Actually, either "exists" or "exist" is perfectly coherent in the sentence and follows preference over rule. "Exists" not only modifies "reality" but the disjunctive of "reality (of objects and facts) or an ontological realm of objects and facts". The conjunction of "facts and objects" represents either a class, or classes, of facts and objects contained in "reality" or "ontological realm". The objectivist does not commit to either "facts and objects" as a class or classes here, but stresses the definition of "independent". It is an intended open ended sentence to avoid commitment while stating the definition. Either "Eexist" or "exists" works, no rule, just a matter of preference. Conversely, independent is the rule. Amerindianarts (talk) 02:17, 15 August 2009 (UTC)

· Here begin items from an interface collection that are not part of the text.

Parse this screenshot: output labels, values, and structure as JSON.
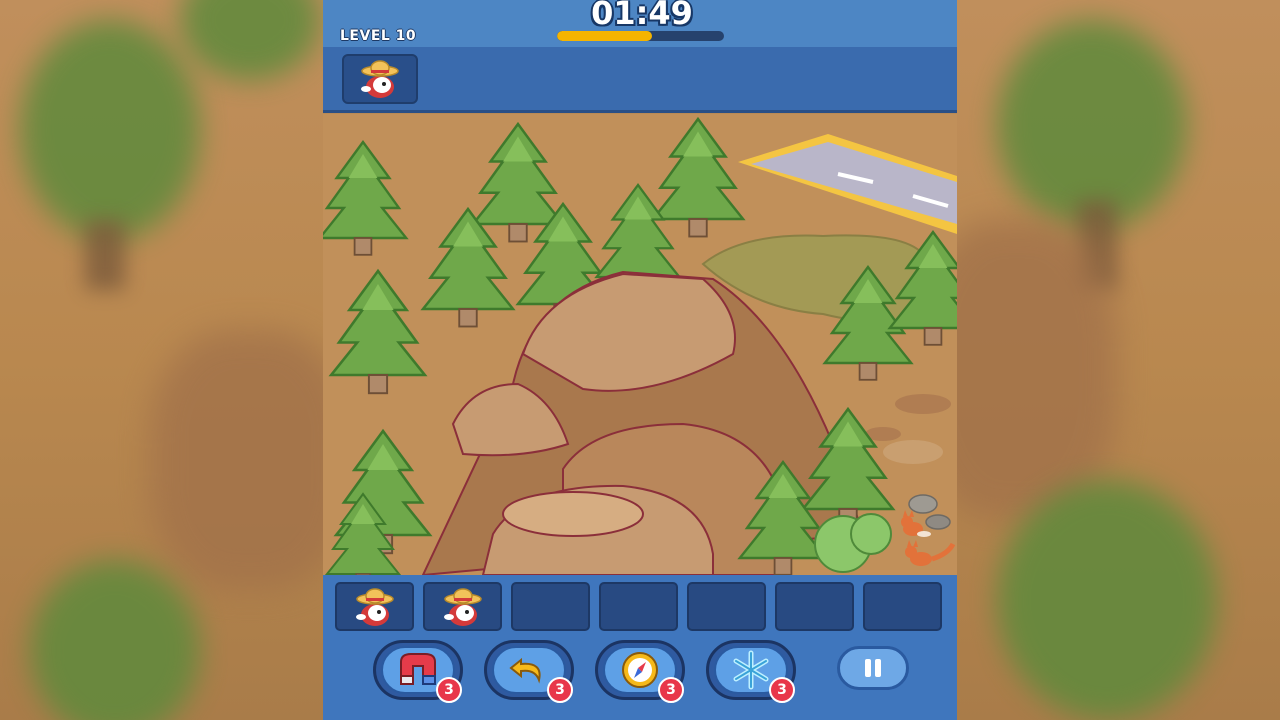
{
  "header": {
    "level_label": "LEVEL 10",
    "timer": "01:49",
    "time_remaining_fraction": 0.57,
    "time_bar_color": "#f5b400"
  },
  "target": {
    "item_icon": "straw-hat-bird-icon"
  },
  "tray": {
    "slots": [
      {
        "filled": true,
        "icon": "straw-hat-bird-icon"
      },
      {
        "filled": true,
        "icon": "straw-hat-bird-icon"
      },
      {
        "filled": false
      },
      {
        "filled": false
      },
      {
        "filled": false
      },
      {
        "filled": false
      },
      {
        "filled": false
      }
    ]
  },
  "tools": [
    {
      "name": "magnet",
      "icon": "magnet-icon",
      "count": "3"
    },
    {
      "name": "undo",
      "icon": "undo-arrow-icon",
      "count": "3"
    },
    {
      "name": "compass",
      "icon": "compass-icon",
      "count": "3"
    },
    {
      "name": "freeze",
      "icon": "snowflake-icon",
      "count": "3"
    }
  ],
  "pause": {
    "icon": "pause-icon"
  },
  "colors": {
    "header_blue": "#4d86c4",
    "tray_blue": "#3f76bd",
    "badge_red": "#e8364a"
  }
}
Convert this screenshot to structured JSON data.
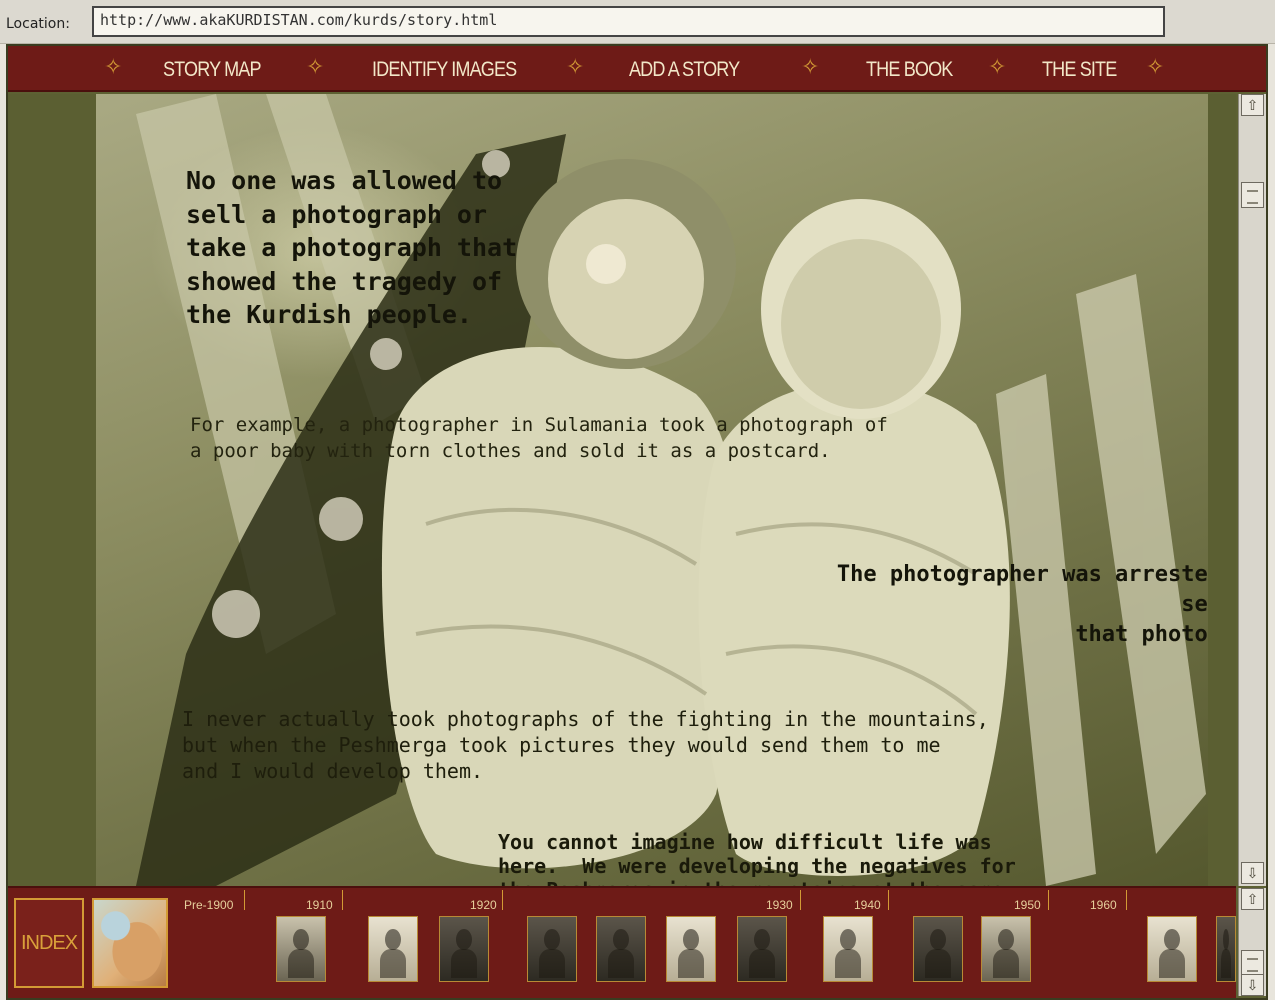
{
  "location": {
    "label": "Location:",
    "url": "http://www.akaKURDISTAN.com/kurds/story.html"
  },
  "nav": {
    "items": [
      "STORY MAP",
      "IDENTIFY IMAGES",
      "ADD A STORY",
      "THE BOOK",
      "THE SITE"
    ]
  },
  "story": {
    "block1": "No one was allowed to\nsell a photograph or\ntake a photograph that\nshowed the tragedy of\nthe Kurdish people.",
    "block2": "For example, a photographer in Sulamania took a photograph of\na poor baby with torn clothes and sold it as a postcard.",
    "block3": "The photographer was arrested for\nselling\nthat photograph",
    "block4": "I never actually took photographs of the fighting in the mountains,\nbut when the Peshmerga took pictures they would send them to me\nand I would develop them.",
    "block5": "You cannot imagine how difficult life was\nhere.  We were developing the negatives for\nthe Peshmerga in the mountains at the same"
  },
  "timeline": {
    "index_label": "INDEX",
    "decades": [
      "Pre-1900",
      "1910",
      "1920",
      "1930",
      "1940",
      "1950",
      "1960"
    ]
  },
  "scrollbar": {
    "up_icon": "arrow-up-icon",
    "down_icon": "arrow-down-icon"
  }
}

## OR §

SFAIK, it is and hasn't a single source. Opening this thread for the process. To my knowledge there's nothing in the English tradition to conflict with Rand's brand and that doesn't even address the fact that the nominal subject is not Objectivism (philosophy). SFAIK, the bit about Frege is a confabulation, yes there's a line of inquiry that descends from him in regards to the denotation of objects but ... . Won't pull it without due diligence but has been flagged as such for like 4 years now. 72.228.177.92 (talk) 02:09, 13 January 2012 (UTC)

## Merge Objectivity (science) into this article

I propose merging Objectivity (science) into this page, as was proposed in 2006. It is very annoying that there are two articles on the same subject. For instance, when wikilinking "objectivity" on the Philosophy of science page, I would like to link to the content in both of these articles. As it stands, the articles don't even refer to each other, likely because there is no sensible way to say "objective means X in science but means Y in philosophy." (The meaning in reference to science is a subset of the range of meanings in philosophy, as has been previously noted.) -Hugetim (talk) 02:06, 19 February 2014 (UTC)